Script should run on local machine and cluster

The command qsub sets a few environment variables (see man qsub for which ones). You can query the value of this value, and if it is set, initialize a SGE cluster, but if it is unset, initialize a parallel environment on your local machines (with 4 cores in this example). Replace the sfInit() call with this snippet:

n_cpus <- Sys.getenv("NSLOTS")
    sfInit(parallel = TRUE, cpus = 4, type="SOCK")  # local parallelization
} else {
    sfInit(parallel = TRUE, cpus = as.numeric(n_cpus), type = "MPI")  # SGE

Now the code runs regardless of whether you submit it to the SGE or run it locally.

Network random number generator

Start the network random number generator to make sure each cluster uses different seeds: sfClusterSetupRNG()

Load balancing

By using sfClusterApplyLB instead of sfLapply, faster machines are given further work without having to wait for the slowest machine to finish.

Saving/Restoring intermediate results

See ?sfClusterApplySR for that.

Supply a range of cores, if number is not too important

Use #$ -pe lammpi 32-64 if you would like 64 slots, but would also be happy with 32 slots if that meant less waiting time.

High memory needed

Submit your job to the queue maxmem.q: qsub -q maxmem.q

Lessons learned

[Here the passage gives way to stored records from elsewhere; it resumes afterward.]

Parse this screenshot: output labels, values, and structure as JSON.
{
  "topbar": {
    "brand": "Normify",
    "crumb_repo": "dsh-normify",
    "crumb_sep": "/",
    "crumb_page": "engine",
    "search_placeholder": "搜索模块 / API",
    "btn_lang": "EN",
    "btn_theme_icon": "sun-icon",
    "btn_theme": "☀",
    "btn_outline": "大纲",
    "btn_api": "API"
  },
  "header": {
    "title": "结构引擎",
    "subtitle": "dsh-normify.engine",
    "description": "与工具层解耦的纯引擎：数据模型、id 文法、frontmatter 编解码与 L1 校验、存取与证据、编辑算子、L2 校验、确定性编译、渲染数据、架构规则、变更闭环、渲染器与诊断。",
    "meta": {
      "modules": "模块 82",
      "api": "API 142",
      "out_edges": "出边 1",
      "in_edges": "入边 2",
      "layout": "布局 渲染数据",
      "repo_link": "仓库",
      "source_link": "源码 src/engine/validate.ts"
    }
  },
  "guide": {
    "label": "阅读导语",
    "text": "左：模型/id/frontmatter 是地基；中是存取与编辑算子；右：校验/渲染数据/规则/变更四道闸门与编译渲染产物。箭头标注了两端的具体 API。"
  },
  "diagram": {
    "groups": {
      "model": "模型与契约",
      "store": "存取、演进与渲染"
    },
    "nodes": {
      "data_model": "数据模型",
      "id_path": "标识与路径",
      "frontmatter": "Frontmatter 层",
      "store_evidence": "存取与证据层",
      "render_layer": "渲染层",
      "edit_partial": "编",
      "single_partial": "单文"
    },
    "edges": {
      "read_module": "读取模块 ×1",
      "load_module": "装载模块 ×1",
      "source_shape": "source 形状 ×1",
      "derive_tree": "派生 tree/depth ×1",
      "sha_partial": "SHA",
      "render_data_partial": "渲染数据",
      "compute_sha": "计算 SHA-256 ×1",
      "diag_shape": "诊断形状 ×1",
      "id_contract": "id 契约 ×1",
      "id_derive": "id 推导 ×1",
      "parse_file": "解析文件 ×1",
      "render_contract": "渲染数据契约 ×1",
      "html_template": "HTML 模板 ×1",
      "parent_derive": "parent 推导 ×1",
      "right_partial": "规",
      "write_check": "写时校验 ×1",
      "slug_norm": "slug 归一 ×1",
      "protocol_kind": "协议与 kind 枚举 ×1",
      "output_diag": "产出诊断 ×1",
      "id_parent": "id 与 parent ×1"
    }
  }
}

  • Learn how to use the scheduler. qstat, qfree, and the likes.
  • Before running the big job, find out how much Memory and cores are free (qfree). Then find out how much memory your single jobs need:
  • Run the job on a small subset (or with -l h_rt=00:30:00), then after it aborts, run qstat -j to see how much max vmem it needed. Use this value to run the giant job with.